**What you need to do**
Copy each line of the data that has "will" in it.
*****
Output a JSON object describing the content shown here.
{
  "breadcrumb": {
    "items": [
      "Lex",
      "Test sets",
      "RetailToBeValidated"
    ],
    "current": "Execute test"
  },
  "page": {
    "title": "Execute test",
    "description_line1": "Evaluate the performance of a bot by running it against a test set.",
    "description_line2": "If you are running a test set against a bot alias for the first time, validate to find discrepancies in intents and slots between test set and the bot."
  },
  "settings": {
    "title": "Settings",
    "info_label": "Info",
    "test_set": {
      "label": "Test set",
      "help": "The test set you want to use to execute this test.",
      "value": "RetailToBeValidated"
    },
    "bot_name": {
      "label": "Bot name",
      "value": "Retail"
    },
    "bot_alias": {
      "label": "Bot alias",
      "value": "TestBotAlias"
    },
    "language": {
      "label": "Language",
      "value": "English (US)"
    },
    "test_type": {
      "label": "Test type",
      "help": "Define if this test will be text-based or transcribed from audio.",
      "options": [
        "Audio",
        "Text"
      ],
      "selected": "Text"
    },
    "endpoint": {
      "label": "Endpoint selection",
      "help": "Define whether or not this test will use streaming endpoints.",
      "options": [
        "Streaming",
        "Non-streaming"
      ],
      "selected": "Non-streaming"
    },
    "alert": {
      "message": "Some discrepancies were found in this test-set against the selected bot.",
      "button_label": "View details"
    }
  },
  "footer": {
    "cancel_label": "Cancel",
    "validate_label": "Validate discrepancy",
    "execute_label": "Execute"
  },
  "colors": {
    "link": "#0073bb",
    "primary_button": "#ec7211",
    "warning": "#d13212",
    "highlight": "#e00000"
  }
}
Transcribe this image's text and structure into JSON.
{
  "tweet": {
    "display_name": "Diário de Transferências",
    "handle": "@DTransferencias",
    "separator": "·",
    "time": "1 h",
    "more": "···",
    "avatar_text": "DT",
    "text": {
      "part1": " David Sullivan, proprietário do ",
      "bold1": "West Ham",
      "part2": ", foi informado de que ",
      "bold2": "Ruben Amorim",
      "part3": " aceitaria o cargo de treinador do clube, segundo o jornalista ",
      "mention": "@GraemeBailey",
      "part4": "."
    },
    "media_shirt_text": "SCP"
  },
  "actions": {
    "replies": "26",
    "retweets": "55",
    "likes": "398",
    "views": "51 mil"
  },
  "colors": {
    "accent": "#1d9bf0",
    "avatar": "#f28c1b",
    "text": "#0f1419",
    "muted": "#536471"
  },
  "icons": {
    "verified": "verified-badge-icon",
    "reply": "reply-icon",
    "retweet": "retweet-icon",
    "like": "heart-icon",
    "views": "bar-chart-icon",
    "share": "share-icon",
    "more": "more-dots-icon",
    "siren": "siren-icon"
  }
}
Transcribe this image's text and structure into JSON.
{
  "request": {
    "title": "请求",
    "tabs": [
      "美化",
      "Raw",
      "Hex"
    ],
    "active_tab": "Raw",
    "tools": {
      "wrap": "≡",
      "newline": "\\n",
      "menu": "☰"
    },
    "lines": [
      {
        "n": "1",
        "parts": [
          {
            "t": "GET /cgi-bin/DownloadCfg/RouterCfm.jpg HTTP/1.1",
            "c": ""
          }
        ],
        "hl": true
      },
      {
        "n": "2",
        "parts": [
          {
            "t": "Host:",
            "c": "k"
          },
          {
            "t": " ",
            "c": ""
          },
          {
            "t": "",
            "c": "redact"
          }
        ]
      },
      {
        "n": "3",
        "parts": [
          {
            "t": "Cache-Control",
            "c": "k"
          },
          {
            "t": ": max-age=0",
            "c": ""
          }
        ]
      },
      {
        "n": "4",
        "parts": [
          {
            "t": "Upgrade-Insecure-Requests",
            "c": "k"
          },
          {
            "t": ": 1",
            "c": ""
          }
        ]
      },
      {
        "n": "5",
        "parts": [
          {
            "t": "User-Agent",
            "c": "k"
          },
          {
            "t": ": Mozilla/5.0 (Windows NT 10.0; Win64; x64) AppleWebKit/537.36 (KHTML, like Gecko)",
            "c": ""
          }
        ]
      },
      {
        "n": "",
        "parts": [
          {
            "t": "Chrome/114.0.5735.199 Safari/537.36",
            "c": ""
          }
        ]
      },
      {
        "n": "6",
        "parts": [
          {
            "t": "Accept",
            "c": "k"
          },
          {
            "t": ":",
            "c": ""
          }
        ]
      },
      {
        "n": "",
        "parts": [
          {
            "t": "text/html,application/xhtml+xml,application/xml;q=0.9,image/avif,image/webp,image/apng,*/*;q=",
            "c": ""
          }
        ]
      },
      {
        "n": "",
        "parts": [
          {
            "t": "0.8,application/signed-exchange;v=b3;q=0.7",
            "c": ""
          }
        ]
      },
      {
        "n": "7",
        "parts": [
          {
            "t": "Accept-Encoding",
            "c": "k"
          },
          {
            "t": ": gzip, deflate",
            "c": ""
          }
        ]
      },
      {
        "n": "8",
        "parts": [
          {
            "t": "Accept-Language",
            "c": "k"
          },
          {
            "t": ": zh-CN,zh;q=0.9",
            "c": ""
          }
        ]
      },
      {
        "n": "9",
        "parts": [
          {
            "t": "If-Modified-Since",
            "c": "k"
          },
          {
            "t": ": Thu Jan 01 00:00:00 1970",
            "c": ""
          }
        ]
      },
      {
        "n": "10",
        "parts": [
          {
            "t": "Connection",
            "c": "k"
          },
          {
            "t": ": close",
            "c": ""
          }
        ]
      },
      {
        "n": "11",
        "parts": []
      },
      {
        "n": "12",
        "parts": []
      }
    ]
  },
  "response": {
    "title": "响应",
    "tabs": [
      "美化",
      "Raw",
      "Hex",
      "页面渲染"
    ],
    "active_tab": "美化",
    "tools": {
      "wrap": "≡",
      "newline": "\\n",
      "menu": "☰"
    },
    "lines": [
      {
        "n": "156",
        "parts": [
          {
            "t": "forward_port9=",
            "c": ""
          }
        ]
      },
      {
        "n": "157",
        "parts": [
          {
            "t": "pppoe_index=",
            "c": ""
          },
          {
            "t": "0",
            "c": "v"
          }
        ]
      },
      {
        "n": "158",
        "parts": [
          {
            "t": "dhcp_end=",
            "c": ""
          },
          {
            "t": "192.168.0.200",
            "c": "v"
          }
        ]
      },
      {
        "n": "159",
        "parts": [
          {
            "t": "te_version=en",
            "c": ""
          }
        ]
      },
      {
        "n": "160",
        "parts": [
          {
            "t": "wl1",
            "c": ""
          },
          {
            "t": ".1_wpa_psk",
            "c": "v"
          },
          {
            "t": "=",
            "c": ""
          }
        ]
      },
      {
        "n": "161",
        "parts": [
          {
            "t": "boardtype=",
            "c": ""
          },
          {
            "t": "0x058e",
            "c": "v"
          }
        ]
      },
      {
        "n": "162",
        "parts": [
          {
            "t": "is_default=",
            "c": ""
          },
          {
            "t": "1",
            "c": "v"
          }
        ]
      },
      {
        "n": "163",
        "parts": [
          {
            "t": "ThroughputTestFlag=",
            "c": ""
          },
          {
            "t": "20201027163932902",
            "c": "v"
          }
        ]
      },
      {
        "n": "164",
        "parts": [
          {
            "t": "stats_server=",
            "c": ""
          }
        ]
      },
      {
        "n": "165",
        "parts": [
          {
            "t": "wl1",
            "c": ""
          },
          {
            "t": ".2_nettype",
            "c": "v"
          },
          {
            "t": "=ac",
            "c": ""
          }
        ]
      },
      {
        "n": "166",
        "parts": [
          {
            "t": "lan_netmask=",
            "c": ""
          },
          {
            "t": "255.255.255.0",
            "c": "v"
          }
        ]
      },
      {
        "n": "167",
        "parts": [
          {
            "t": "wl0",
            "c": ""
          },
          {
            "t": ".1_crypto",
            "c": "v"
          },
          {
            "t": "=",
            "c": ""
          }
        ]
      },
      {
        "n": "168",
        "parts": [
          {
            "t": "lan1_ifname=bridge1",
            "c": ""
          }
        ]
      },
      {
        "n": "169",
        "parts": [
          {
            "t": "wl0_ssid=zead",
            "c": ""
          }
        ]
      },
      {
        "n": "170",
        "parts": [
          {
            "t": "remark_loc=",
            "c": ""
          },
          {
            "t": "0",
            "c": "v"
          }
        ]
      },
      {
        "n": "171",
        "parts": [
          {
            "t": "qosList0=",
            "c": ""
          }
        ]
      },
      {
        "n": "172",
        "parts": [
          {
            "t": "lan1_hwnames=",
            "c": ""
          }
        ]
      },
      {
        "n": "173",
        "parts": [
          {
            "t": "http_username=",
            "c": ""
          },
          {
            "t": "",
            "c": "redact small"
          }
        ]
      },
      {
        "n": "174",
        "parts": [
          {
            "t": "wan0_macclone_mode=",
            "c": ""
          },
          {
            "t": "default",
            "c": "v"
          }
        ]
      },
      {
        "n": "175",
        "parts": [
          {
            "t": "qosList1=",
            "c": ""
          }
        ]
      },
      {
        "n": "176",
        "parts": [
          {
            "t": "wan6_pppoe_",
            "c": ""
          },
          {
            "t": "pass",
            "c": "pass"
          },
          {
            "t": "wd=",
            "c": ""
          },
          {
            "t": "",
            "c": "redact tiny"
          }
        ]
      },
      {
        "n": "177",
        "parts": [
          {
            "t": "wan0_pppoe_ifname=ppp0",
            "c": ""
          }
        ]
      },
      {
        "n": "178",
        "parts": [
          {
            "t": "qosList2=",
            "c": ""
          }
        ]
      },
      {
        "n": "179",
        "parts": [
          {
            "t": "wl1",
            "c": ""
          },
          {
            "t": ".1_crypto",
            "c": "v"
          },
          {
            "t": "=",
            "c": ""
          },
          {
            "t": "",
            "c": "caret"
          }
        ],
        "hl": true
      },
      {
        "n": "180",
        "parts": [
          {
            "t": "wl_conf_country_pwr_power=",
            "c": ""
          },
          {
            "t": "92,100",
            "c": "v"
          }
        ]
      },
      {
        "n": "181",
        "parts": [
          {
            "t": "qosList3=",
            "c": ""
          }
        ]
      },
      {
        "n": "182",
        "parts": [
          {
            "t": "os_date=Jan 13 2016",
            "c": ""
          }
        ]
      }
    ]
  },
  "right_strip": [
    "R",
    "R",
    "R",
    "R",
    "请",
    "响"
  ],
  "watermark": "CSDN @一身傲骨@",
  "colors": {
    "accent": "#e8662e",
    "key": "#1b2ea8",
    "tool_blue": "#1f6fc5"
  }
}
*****
**Worked solution**
      "help": "Define if this test will be text-based or transcribed from audio.",
      "help": "Define whether or not this test will use streaming endpoints.",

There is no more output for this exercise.